_PROBLEM STATEMENT_.
Which lines of the material hold the word "icon"? Copy each one.

BEGIN INPUT FOR THIS TASK

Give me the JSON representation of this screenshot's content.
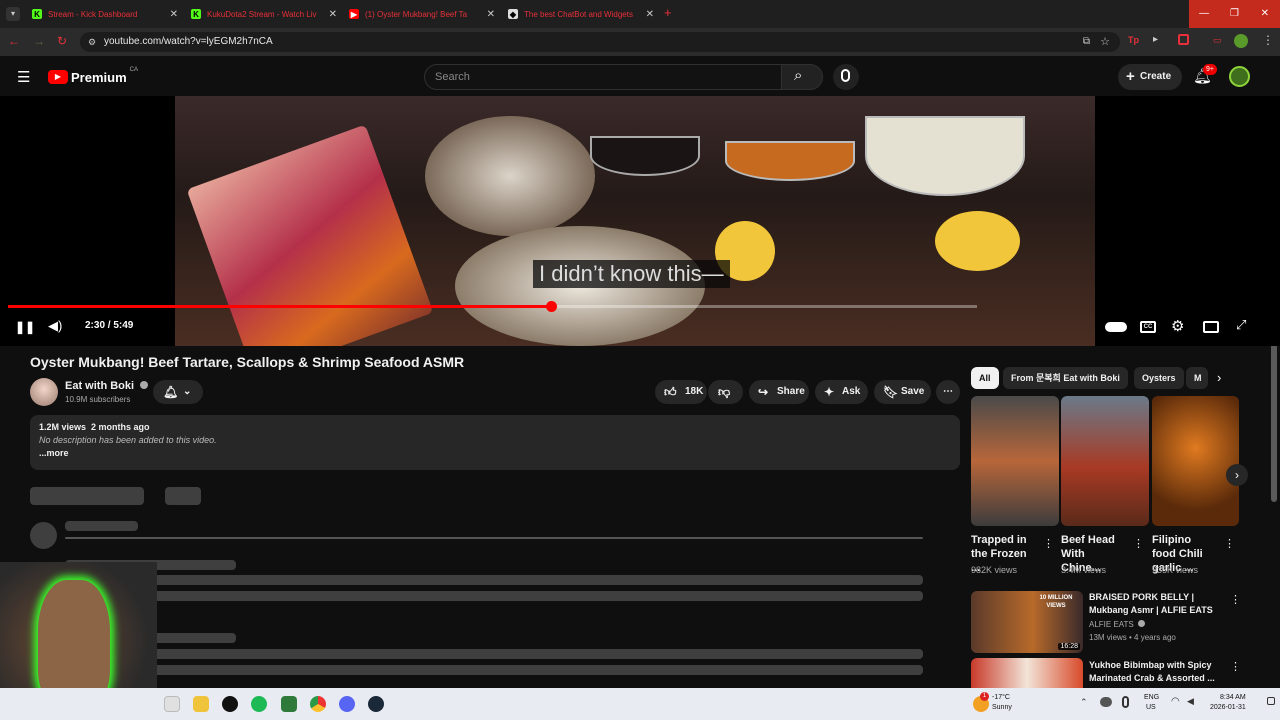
{
  "browser": {
    "tabs": [
      {
        "label": "Stream - Kick Dashboard",
        "favicon": "kick-icon"
      },
      {
        "label": "KukuDota2 Stream - Watch Liv",
        "favicon": "kick-icon"
      },
      {
        "label": "(1) Oyster Mukbang! Beef Ta",
        "favicon": "youtube-icon"
      },
      {
        "label": "The best ChatBot and Widgets",
        "favicon": "botrix-icon"
      }
    ],
    "url": "youtube.com/watch?v=lyEGM2h7nCA",
    "accent": "#e8303a"
  },
  "header": {
    "logo_text": "Premium",
    "region": "CA",
    "search_placeholder": "Search",
    "create_label": "Create",
    "notif_badge": "9+"
  },
  "player": {
    "caption": "I didn’t know this—",
    "timecode": "2:30 / 5:49",
    "progress": 0.56
  },
  "video": {
    "title": "Oyster Mukbang! Beef Tartare, Scallops & Shrimp Seafood ASMR",
    "channel": "Eat with Boki",
    "subscribers": "10.9M subscribers",
    "likes": "18K",
    "share_label": "Share",
    "ask_label": "Ask",
    "save_label": "Save",
    "views": "1.2M views",
    "age": "2 months ago",
    "description": "No description has been added to this video.",
    "more_label": "...more"
  },
  "sidebar": {
    "chips": [
      "All",
      "From 문복희 Eat with Boki",
      "Oysters",
      "M"
    ],
    "shorts": [
      {
        "title": "Trapped in the Frozen ...",
        "views": "982K views"
      },
      {
        "title": "Beef Head With Chine...",
        "views": "3.4M views"
      },
      {
        "title": "Filipino food Chili garlic ...",
        "views": "935K views"
      }
    ],
    "recommendations": [
      {
        "title": "BRAISED PORK BELLY | Mukbang Asmr | ALFIE EATS",
        "channel": "ALFIE EATS",
        "meta": "13M views • 4 years ago",
        "duration": "16:28",
        "badge": "10 MILLION VIEWS"
      },
      {
        "title": "Yukhoe Bibimbap with Spicy Marinated Crab & Assorted ...",
        "channel": "",
        "meta": "",
        "duration": ""
      }
    ]
  },
  "taskbar": {
    "weather_temp": "-17°C",
    "weather_desc": "Sunny",
    "weather_badge": "1",
    "lang_line1": "ENG",
    "lang_line2": "US",
    "time": "8:34 AM",
    "date": "2026-01-31"
  }
}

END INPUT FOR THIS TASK

_SOLUTION TO THIS EXERCISE_.
        "favicon": "kick-icon"
        "favicon": "kick-icon"
        "favicon": "youtube-icon"
        "favicon": "botrix-icon"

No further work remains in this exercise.